The second story deals with an associate, “Mary”, I had at one church. She came late to the ministry and was older than me. She took great pride in the pastoral care she would show to the members. When I shared with her my approach to visiting with individuals facing surgery, sitting with families during surgery and general visitation for those in nursing home or at home shut-ins she listened respectfully and then added: “Sitting with a family during surgery is just a huge waste of time and I won’t do it.” After explaining to her that as the senior pastor it was my responsibility to “set” the style of pastoral care she agreed to follow my instructions, but continued to fight the process.
“Mary” eventually received her own congregation.
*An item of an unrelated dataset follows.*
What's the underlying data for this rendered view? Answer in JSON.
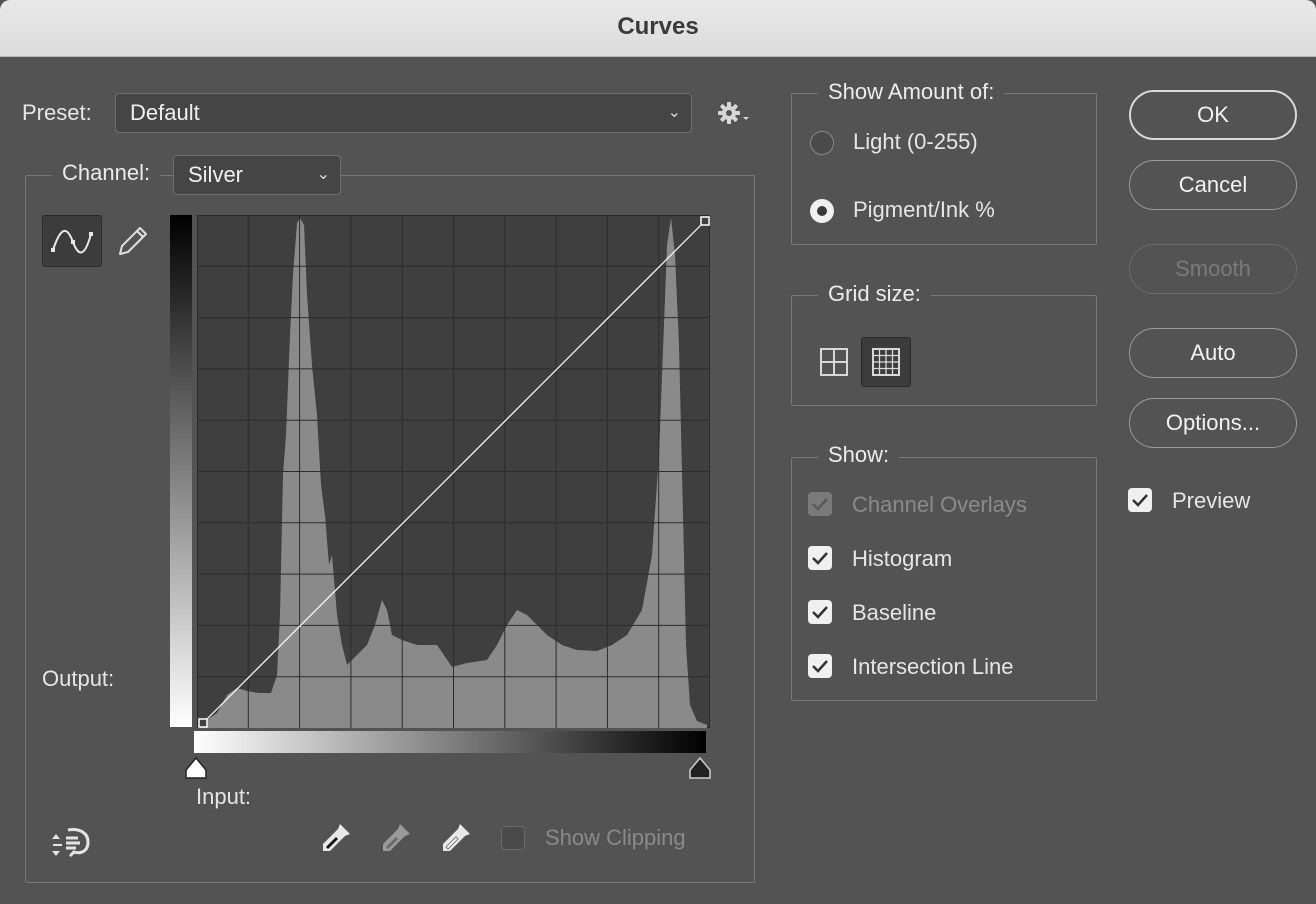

There was a young teenage girl in that congregation going in for the simple procedure of having her tonsils removed. “Mary” felt that it was such a simple surgery that she would just phone the family before the operation and then follow back up after the surgery with another phone call to make sure everything went well. It was at this point “Mary” discovered the wisdom of my approach. During the operation complications developed and the young teenager didn’t make it through the surgery. “Mary” later confided in me that she should have been at the hospital with the family. She had failed to be their shepherd at the point of their greatest need.
The world and the church are crying for shepherds, individuals who will take the time to provide pastoral care for those entrusted into their care. I fully understand that not everyone individual is good at everything that a man or a woman is asked to do in the role as pastor, but that doesn’t excuse them from at least trying.
Not wanting to “bother” the pastor or feeling that the pastor has too much on his/her plate already or thinking that the individual is not important enough to take the pastor way from others or what the individual is facing is just a “minor” procedure … are heard often in the church. How sad that the time has come when the pastor is too busy to care for the members.
I started my ministry in rural Georgia where it was expected that when you, as a minister, visited in the hospital you were expected to visit and pray with every individual on the floor or in the wing of the hospital. They were small hospitals and didn’t have paid or volunteer chaplains. It was just expected. Once that “training” became a part of the mindset it just became a part of the general ministry provided to ones congregation. A lesson learned is a lesson practiced.
Lord, help our shepherds. Help them care for the people entrusted into their care. Give to each a pastoral heart for others.